Some Time Management Tips to Aid in the Process

  1. Make a "To Do" List Every Day. Put things that are most important at the top and do them first. If it's easier, use a planner to track all of your tasks. And don't forget to reward yourself for your accomplishments.

  2. Use Spare Minutes Wisely. Get some reading done on the bus ride home from school, for example, and you'll kill two birds with one stone.
  3. It's Okay to Say "No." If your boss asks you to work on a Thursday night and you have a final exam the next morning, realize that it's okay to say no. Keep your short- and long-term priorities in mind.
  4. Find the Right Time. You'll work more efficiently if you figure out when you do your best work. For example, if your brain handles math better in the afternoon, don't wait to do it until late at night.
  5. Review Your Notes Every Day. You'll reinforce what you've learned, so you need less time to study. You'll also be ready if your teacher calls on you or gives a pop quiz.
  6. Get a Good Night's Sleep. Running on empty makes the day seem longer and your tasks seem more difficult.
  7. Communicate Your Schedule to Others. If phone calls are proving to be a distraction, tell your friends that you take social calls from 7:00 to 8:00 p.m. It may sound silly, but it helps.
  8. Become a Taskmaster.
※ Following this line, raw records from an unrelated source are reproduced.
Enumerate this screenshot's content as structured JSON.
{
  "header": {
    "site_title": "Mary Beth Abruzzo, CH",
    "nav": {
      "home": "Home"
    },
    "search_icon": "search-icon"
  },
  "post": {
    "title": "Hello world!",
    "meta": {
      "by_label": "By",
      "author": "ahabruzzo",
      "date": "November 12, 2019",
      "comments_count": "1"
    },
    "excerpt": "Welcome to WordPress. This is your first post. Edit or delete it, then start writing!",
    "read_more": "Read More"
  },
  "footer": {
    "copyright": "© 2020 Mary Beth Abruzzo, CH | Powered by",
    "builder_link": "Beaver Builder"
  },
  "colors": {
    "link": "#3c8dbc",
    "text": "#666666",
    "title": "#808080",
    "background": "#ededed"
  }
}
Figure out how much free time you have each week. Give yourself a time budget and plan your activities accordingly.
  9. Don't Waste Time Agonizing. Have you ever wasted an entire evening by worrying about something that you're supposed to be doing? Was it worth it? Instead of agonizing and procrastinating, just do it.
  10. Keep Things in Perspective. Setting goals that are unrealistic sets you up for failure. While it's good to set high goals for yourself, be sure not to overdo it. Set goals that are difficult yet reachable.

Consider these tips, but personalize your habits so that they suit you. If you set priorities that fit your lifestyle, you'll have a better chance of achieving your goals.

Success Just Ahead


Nix Homework to Help Students? What the Science Says By Cari Nierenberg

Purposes for Doing Homework Reported by Middle and High School Students by Jiazhong Xu

Does Homework Contribute to Student Success by Jo Earp

The Value of of Homework: Is Homework a Valuable Tool for Learning in the Classroom by Steven A. Carbone II

The Effects of Homework on Student Achievement by Jennifer M. Hayward

Homework Research Paper Starter

School Improvement Research Series: Homework by Jocelyn A. Butler